With just two diplomas, a traditional one and an alternative diploma for those with significant cognitive disabilities, the state and its students can be more assured of a diploma’s recognition by employers and higher education programs, something the occupational diploma reportedly has issues with.

The new requirements wouldn’t change much from the current standard diploma, except for a yearlong college and career readiness and an additional math class.

Simplifying the state’s diploma program and the requirements needed to get there is clearly necessary, even for students who aren’t planning to attend college after graduation.

Requiring students to take more classes and further their education while still in high school better prepares them for the many years ahead in the workforce.

Some students would still be able to graduate early, putting them ahead, through academic, distinguished or career and technical endorsements. Before a student is able to graduate, the state, educators, parents and administrators needs to do the best possible job in ensuring they are ready and prevent the need for remediation later on.

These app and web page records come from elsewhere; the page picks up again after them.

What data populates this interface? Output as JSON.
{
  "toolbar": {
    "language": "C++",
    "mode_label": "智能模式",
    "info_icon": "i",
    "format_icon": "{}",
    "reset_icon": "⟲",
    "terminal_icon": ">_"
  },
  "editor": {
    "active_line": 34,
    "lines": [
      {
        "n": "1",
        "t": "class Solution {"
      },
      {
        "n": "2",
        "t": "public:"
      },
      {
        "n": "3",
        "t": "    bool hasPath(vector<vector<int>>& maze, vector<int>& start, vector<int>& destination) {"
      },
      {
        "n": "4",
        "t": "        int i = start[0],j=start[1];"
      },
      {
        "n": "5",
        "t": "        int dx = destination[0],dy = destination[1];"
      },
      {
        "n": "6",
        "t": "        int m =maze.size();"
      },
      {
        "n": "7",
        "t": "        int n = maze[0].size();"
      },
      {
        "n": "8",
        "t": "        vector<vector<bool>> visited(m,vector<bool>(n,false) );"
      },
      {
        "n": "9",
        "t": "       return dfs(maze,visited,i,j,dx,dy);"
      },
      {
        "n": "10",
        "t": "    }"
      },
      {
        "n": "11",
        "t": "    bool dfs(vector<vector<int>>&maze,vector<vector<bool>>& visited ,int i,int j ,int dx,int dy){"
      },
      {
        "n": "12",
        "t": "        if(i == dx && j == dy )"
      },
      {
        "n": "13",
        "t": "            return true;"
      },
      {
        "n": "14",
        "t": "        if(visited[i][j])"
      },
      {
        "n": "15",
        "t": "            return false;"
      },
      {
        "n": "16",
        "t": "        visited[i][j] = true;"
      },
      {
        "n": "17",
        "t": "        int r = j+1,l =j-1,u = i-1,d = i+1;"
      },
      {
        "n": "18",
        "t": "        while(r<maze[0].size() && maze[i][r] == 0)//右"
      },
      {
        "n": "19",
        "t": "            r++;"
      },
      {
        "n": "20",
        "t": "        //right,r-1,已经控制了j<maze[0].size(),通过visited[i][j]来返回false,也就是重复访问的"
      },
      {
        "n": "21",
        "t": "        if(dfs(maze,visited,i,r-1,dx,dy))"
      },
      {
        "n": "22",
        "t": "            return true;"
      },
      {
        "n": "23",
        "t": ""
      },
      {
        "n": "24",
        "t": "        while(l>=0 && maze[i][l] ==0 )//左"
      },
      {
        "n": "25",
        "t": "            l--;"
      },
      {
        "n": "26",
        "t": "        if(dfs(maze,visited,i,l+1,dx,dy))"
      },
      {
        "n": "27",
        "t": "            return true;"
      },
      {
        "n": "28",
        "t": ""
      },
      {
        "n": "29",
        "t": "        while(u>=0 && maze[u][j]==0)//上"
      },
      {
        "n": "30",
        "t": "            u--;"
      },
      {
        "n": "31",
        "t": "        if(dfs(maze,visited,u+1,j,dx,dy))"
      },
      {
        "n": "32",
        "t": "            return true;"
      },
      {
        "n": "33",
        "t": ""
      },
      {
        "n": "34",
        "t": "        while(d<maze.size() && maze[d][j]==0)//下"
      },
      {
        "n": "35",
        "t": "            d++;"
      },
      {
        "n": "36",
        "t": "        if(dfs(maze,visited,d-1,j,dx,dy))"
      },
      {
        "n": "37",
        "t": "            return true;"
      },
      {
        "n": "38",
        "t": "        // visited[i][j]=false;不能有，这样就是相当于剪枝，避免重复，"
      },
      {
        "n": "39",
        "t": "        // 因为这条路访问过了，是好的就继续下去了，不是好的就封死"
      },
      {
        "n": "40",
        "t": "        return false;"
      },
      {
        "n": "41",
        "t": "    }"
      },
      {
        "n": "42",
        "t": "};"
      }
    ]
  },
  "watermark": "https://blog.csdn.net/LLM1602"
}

If this is approved, we hope that the students in Pearl River County continue to exceed their learning abilities and go on to become successful working adults who stay in Mississippi.